▶ [Task requirements] Output the complete listing exactly, please, and keep the pictures out of it.

· · ·

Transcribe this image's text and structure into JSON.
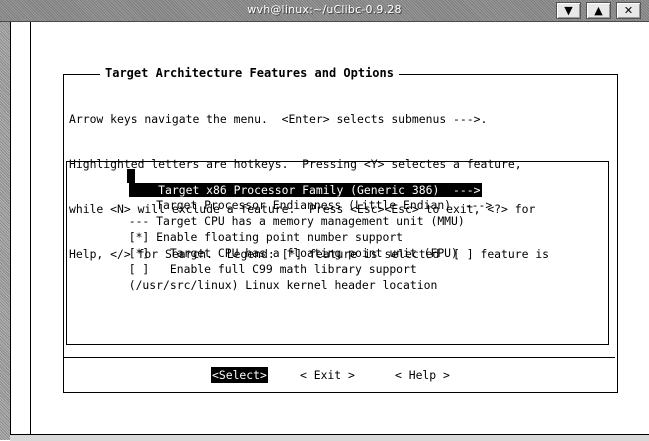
{
  "window": {
    "title": "wvh@linux:~/uClibc-0.9.28",
    "buttons": [
      "▼",
      "▲",
      "✕"
    ]
  },
  "dialog": {
    "title": "Target Architecture Features and Options",
    "help_lines": [
      "Arrow keys navigate the menu.  <Enter> selects submenus --->.",
      "Highlighted letters are hotkeys.  Pressing <Y> selectes a feature,",
      "while <N> will exclude a feature.  Press <Esc><Esc> to exit, <?> for",
      "Help, </> for Search.  Legend: [*] feature is selected  [ ] feature is"
    ]
  },
  "menu": {
    "items": [
      "    Target x86 Processor Family (Generic 386)  --->",
      "    Target Processor Endianness (Little Endian)  --->",
      "--- Target CPU has a memory management unit (MMU)",
      "[*] Enable floating point number support",
      "[*]   Target CPU has a floating point unit (FPU)",
      "[ ]   Enable full C99 math library support",
      "(/usr/src/linux) Linux kernel header location"
    ]
  },
  "buttons": {
    "select": "<Select>",
    "exit": "< Exit >",
    "help": "< Help >"
  }
}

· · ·

▶ [Answer space]
Transcribe this image's text and structure into JSON.
{
  "window": {
    "title": "wvh@linux:~/uClibc-0.9.28",
    "buttons": [
      "▼",
      "▲",
      "✕"
    ]
  },
  "dialog": {
    "title": "Target Architecture Features and Options",
    "help_lines": [
      "Arrow keys navigate the menu.  <Enter> selects submenus --->.",
      "Highlighted letters are hotkeys.  Pressing <Y> selectes a feature,",
      "while <N> will exclude a feature.  Press <Esc><Esc> to exit, <?> for",
      "Help, </> for Search.  Legend: [*] feature is selected  [ ] feature is"
    ]
  },
  "menu": {
    "items": [
      "    Target x86 Processor Family (Generic 386)  --->",
      "    Target Processor Endianness (Little Endian)  --->",
      "--- Target CPU has a memory management unit (MMU)",
      "[*] Enable floating point number support",
      "[*]   Target CPU has a floating point unit (FPU)",
      "[ ]   Enable full C99 math library support",
      "(/usr/src/linux) Linux kernel header location"
    ]
  },
  "buttons": {
    "select": "<Select>",
    "exit": "< Exit >",
    "help": "< Help >"
  }
}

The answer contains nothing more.